For Immediate Release

Contact: 

Keith Rutter
Phone: 202-347-1122
Email: pogo@pogo.org

POGO Calls on SEC to Provide Safe and Open Channels for Whistleblower Tips

WASHINGTON - The
Project On Government Oversight (POGO) raised concerns last week about
how the Securities and Exchange Commission (SEC) is proposing to handle
whistleblower tips. POGO submitted a public comment
highlighting problems with the SEC's proposed whistleblower award
program, which does not go far enough in providing safe and open
channels for disclosing corporate fraud, and may even put whistleblowers
at risk.

The
Dodd-Frank financial reform law made vast improvements to the SEC's
whistleblower award program, providing financial incentives for
tipsters, and offering protection against retaliation. If implemented as
Congress intended, this program will advance the SEC's mission by
ensuring a free flow of information from whistleblowers seeking to
expose corporate fraud.

In
the past few months, however, industry groups have been fighting tooth
and nail to weaken the program, insisting that whistleblower awards will
weaken internal corporate compliance. Some even want to make it a
requirement for whistleblowers to report wrongdoing to their firms
before going to the SEC-a dangerous proposal that would clearly
undermine Congress's intent to provide for anonymous and protected
whistleblowing. Contrary to industry's claims, a strong SEC program will
actually put pressure on companies to strengthen their internal
compliance programs.
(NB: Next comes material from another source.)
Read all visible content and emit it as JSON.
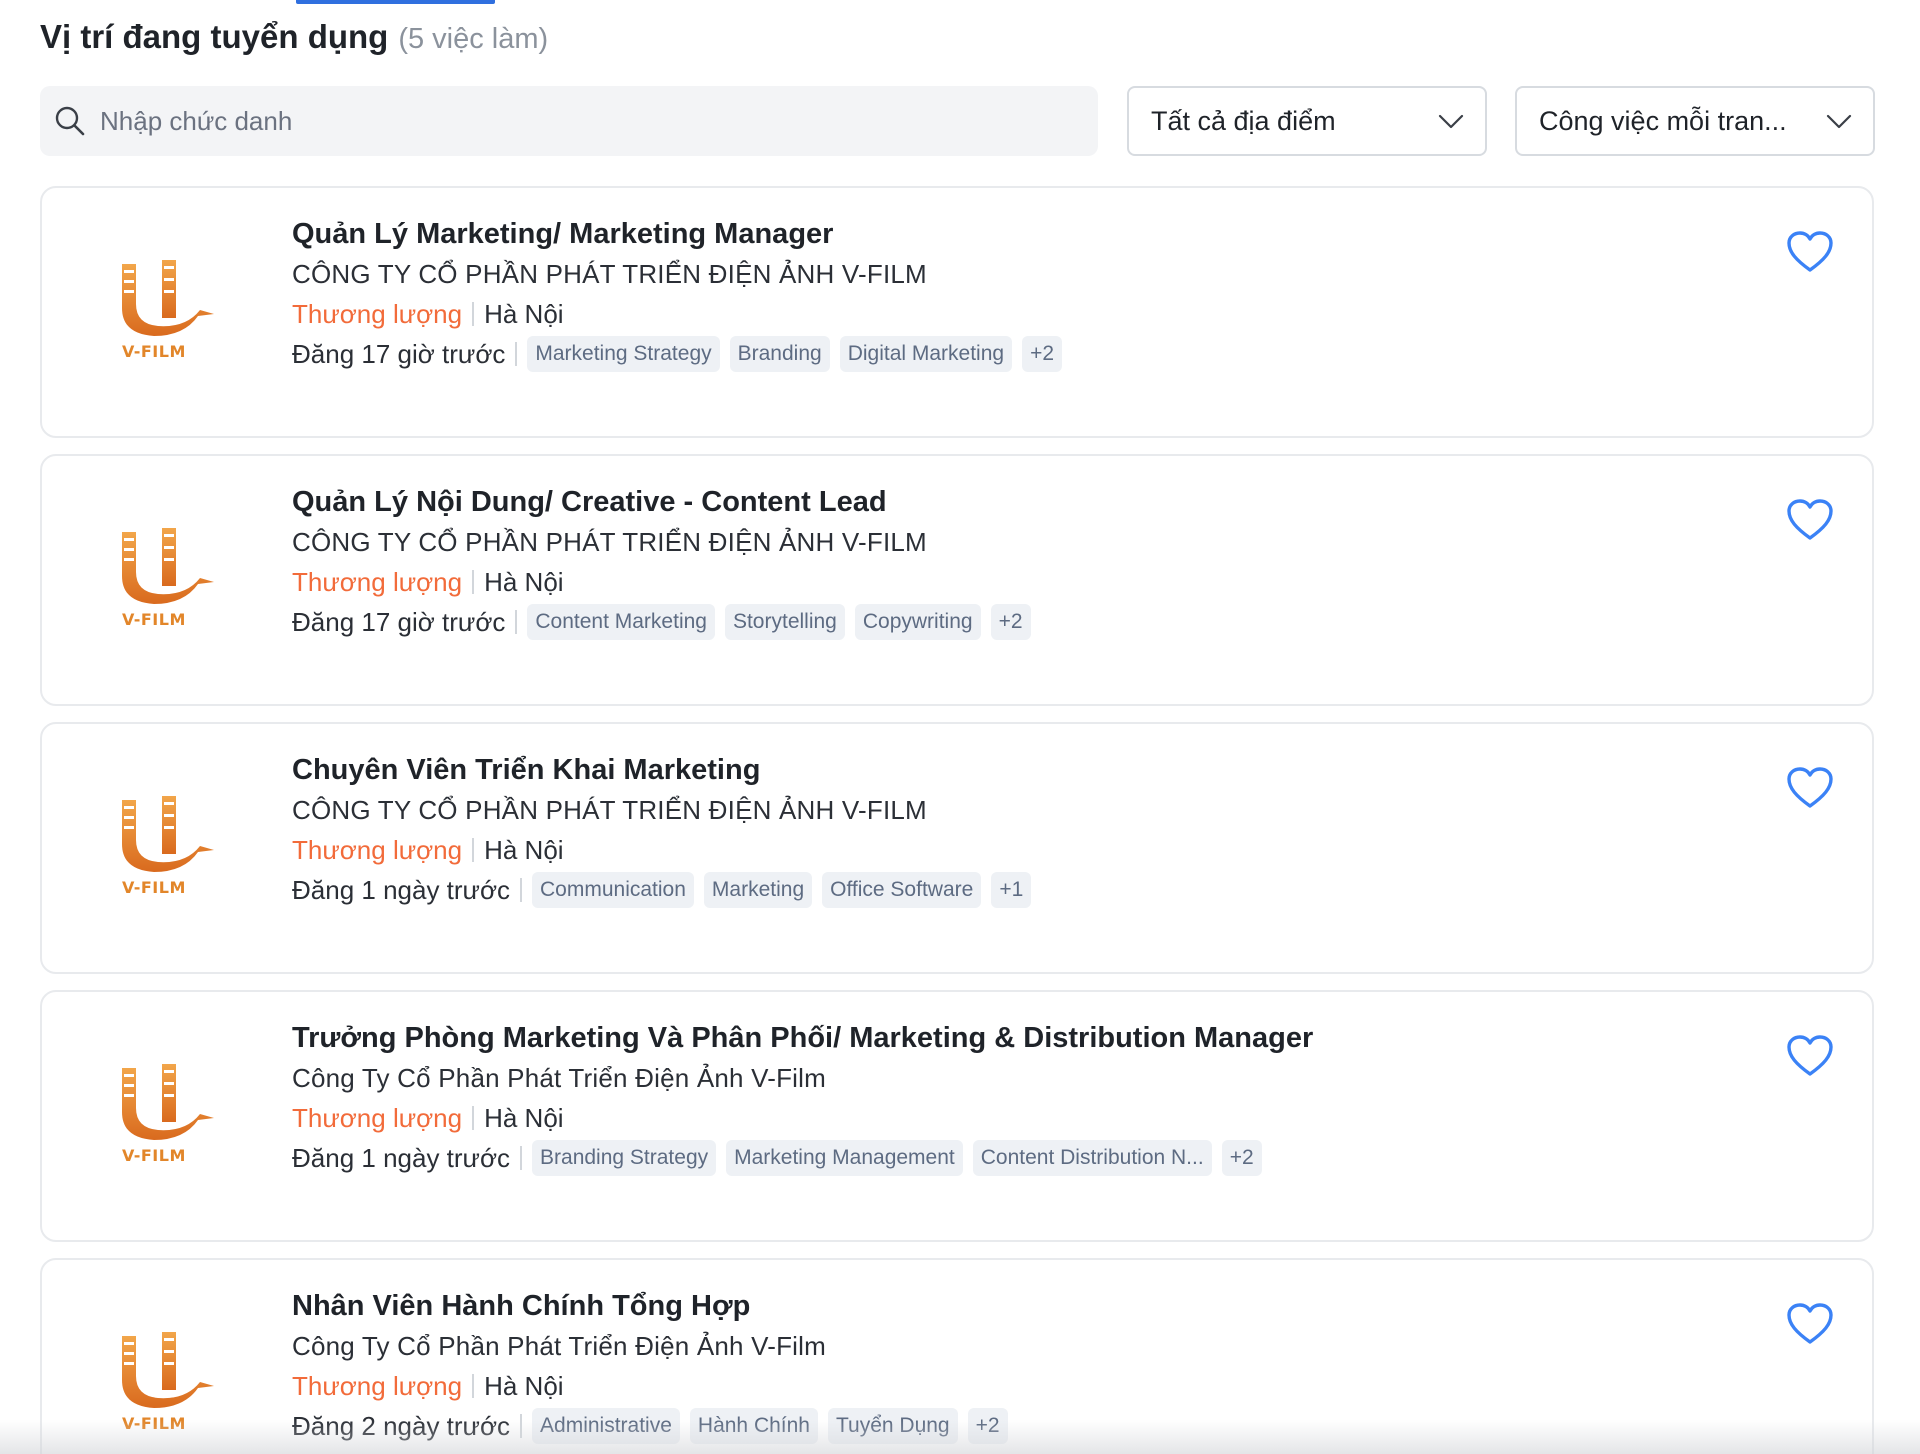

SCROLL TO CONTINUE WITH CONTENT

The media landscape is changing fast

Our news team is changing too as we work hard to bring you the news that matters most.

Change is coming. And we've got it covered.

Please donate to our 2019 Mid-Year Campaign today.

POGO
is also concerned by recent comments suggesting that the SEC will
occasionally send tips back to the companies accused of wrongdoing and
let them investigative themselves.

"As
we saw in the Madoff debacle, the SEC needs all the help it can get
from whistleblowers. Congress gave the SEC clear instructions to provide
safe and open channels for receiving tips," said POGO Executive
Director Danielle Brian. "The SEC must not fold to industry pressure to
gut the whistleblower program."

###

We want a more open and sharing world.

That's why our content is free. Free to read. Free to republish. Free to share. With no advertising. No paywalls. No selling of your data. How? Nonprofit. Independent. Reader-supported.

All of our original content is published under Creative Commons—allowing (and encouraging) our articles to be republished freely anywhere. In addition to the traffic and reach our content generates on our site, the multiplying impact of our work is huge and growing as our articles flourish across the Internet and are republished by other large and small online and print outlets around the world.

Several times a year we run brief campaigns to ask our readers to pitch in—and thousands of small donations fund our newsroom and allow us to continue publishing. Our 2019 Mid-Year Campaign is underway. Can you help? We can't do it without you.

Please select a donation method:



The Project On Government Oversight (POGO) is an independent nonprofit that investigates and exposes corruption and other misconduct in order to achieve a more effective, accountable, open and honest federal government.

Share This Article

More in: